Check weather conditions: This actually seems like a no-brainer. But when you’re traveling for a longer period of time to countries you think are always warm and sunny, you tend to forget that there might be higher altitudes, storms or bad weather there, too. Plus, you don’t always know yet what exactly you might be getting yourself into (unless you have everything planned out and don’t leave room for any spontaneity, which I urge you not to do!). I so happend to find myself quite unexpectantly on 4’700 meters above sea level in the Peruvian Andes in the middle of summer without proper hiking gear, let alone waterproof shoes or a sleeping bag/mat and got hailed and snow-rained on and would have probably frozen to death at night if I wasn’t lucky enough to have gotten to know two sisters, who decided to adopt me as their 3rd sister and tent-sharer (which developed in a pretty awesome friendship, by the way) Long story short: check weather conditions and pack layers!
Buy/test essential gear: Be this technical equipment you think you might need or clothes. If you start looking for what you need early, you might be able to use sales or find cheaper second-hand stuff. If you buy new equipment, allow time to test it at home. You don’t want to find out that some part of your brand new camera is missing while you’re already on the other side of the globe.
Decide if you want to obtain an international driver’s license: I have one. And never used it so far because my national driver’s license was enough. I’ll report back in should I get asked for it.
Read up on local customs and etiquette: Be a respectful traveler and inform yourself about local etiquette. You are a guest in a foreign country, so it’s only reasonable to behave according to local customs. Read up on the do’s and don’ts, and get to know the countries you’ll be traveling to.
Organize the first few nights: You’re new to a foreign country and not accostumed to the local conditions. Do yourself a favor and book yourself accomodation for the first (few) nights to figure things out. You might as well organize transport to/from the airport or at least know how to get to your accomodation and print out the address.

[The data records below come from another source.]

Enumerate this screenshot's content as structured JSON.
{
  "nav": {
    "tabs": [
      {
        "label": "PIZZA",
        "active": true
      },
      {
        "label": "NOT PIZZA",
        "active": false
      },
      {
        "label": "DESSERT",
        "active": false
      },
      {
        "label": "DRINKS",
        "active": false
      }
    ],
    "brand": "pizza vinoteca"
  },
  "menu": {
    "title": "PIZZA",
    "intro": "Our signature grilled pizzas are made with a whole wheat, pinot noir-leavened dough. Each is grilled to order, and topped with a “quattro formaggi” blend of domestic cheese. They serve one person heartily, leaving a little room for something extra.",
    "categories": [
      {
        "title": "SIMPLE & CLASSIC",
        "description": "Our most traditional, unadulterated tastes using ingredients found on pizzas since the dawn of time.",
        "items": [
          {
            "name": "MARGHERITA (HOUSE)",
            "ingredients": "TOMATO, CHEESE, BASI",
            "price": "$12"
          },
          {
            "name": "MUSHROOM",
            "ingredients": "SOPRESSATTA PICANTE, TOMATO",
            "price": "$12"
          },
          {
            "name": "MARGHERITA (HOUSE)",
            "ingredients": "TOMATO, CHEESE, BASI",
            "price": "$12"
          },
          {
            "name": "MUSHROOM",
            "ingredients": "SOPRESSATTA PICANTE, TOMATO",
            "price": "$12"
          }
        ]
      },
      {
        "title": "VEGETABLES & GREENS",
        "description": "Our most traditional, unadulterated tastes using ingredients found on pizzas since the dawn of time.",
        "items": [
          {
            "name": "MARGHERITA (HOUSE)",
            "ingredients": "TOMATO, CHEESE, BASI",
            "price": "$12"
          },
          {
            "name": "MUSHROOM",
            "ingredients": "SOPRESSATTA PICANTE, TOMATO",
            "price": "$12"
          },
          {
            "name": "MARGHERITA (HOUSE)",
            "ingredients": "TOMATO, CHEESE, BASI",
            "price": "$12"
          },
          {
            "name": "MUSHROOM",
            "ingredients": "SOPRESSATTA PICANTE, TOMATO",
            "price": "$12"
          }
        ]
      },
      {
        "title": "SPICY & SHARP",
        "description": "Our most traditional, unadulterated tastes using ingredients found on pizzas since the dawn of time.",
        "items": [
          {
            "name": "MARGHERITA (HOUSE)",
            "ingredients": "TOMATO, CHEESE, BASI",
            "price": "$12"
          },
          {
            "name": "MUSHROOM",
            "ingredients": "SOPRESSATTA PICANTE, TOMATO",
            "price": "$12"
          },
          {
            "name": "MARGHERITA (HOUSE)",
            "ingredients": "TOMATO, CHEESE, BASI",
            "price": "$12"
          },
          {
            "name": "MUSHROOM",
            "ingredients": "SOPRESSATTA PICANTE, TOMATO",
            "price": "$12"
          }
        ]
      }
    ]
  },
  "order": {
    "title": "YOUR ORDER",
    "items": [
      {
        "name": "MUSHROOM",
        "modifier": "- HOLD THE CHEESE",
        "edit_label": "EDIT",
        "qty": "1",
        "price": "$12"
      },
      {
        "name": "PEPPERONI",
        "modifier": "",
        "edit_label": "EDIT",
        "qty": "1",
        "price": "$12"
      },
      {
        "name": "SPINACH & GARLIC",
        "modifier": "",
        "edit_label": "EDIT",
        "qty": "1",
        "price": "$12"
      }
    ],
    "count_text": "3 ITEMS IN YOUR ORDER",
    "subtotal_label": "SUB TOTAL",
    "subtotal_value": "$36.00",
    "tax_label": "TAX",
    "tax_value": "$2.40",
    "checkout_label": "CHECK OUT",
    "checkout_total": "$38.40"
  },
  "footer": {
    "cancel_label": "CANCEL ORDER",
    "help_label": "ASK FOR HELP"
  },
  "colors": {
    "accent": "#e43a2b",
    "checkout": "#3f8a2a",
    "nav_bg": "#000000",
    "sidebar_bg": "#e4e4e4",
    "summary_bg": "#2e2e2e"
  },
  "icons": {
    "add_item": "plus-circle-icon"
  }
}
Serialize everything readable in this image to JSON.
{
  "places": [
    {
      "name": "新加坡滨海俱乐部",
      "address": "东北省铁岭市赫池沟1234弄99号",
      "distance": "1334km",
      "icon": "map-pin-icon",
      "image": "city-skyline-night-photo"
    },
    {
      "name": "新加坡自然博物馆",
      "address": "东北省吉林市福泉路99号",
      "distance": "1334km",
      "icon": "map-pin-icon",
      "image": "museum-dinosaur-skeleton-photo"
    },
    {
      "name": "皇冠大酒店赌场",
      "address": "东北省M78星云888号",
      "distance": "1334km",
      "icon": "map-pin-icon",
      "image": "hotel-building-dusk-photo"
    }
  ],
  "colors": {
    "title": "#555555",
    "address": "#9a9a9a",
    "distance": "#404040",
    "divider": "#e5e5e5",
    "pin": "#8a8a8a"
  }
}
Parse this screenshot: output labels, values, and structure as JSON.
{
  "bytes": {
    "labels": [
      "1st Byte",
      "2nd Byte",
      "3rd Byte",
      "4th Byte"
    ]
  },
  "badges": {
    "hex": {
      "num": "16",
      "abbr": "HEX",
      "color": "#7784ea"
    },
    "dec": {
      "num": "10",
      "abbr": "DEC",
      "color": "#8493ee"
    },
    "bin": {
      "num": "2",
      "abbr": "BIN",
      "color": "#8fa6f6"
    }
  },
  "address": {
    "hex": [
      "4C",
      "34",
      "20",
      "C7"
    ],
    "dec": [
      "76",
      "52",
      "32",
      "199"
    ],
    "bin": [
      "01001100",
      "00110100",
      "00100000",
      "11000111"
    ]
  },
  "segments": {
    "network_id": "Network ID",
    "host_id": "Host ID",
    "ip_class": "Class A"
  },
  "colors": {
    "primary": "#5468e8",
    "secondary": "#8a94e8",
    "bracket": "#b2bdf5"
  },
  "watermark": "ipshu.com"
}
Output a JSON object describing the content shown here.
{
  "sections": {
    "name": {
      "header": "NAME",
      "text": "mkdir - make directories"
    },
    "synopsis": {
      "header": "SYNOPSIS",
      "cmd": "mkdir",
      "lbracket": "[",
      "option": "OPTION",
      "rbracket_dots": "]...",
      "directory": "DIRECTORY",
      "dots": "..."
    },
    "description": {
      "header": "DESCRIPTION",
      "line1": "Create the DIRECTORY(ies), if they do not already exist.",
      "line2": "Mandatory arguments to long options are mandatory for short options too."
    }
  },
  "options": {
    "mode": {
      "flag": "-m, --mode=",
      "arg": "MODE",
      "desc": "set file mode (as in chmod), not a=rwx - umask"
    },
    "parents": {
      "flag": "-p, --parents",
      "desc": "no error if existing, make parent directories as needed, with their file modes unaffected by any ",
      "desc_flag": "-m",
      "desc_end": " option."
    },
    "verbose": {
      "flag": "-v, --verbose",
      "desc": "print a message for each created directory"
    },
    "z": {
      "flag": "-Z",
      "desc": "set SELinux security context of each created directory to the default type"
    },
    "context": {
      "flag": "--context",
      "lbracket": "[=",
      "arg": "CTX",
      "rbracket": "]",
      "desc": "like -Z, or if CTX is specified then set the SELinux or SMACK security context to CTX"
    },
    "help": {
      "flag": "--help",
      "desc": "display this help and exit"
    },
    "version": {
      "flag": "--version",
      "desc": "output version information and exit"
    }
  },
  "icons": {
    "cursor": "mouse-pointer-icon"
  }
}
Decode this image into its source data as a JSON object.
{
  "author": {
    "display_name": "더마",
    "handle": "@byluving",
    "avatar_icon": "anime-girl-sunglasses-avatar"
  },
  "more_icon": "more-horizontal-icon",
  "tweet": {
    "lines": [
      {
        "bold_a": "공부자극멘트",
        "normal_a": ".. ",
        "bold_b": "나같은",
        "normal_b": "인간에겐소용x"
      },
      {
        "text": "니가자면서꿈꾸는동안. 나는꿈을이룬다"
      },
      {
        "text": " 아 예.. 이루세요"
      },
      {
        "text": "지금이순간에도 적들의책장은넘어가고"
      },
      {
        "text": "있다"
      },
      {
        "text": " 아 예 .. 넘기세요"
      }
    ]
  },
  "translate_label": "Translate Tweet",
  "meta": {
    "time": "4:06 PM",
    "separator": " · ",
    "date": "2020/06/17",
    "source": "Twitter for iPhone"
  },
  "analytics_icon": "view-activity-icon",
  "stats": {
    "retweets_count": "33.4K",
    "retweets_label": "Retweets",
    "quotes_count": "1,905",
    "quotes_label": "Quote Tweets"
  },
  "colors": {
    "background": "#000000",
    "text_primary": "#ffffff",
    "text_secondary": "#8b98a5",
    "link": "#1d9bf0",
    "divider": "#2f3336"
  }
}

Pack/weight bags: Almost set to go! Test-pack your bag a couple to days before. This gives you the chance to weight your bag and run out for a potential item you might have forgotten. Also check weight limitations with the airlines you’ve booked your flights with. Make sure all your bags are properly labelled with the destination address and your contact information.
Well, that’s about it! Once you’ve follow all those steps, you’re good to go! Please help yourself and download the pre-travel checklist below and share your recommendations with me.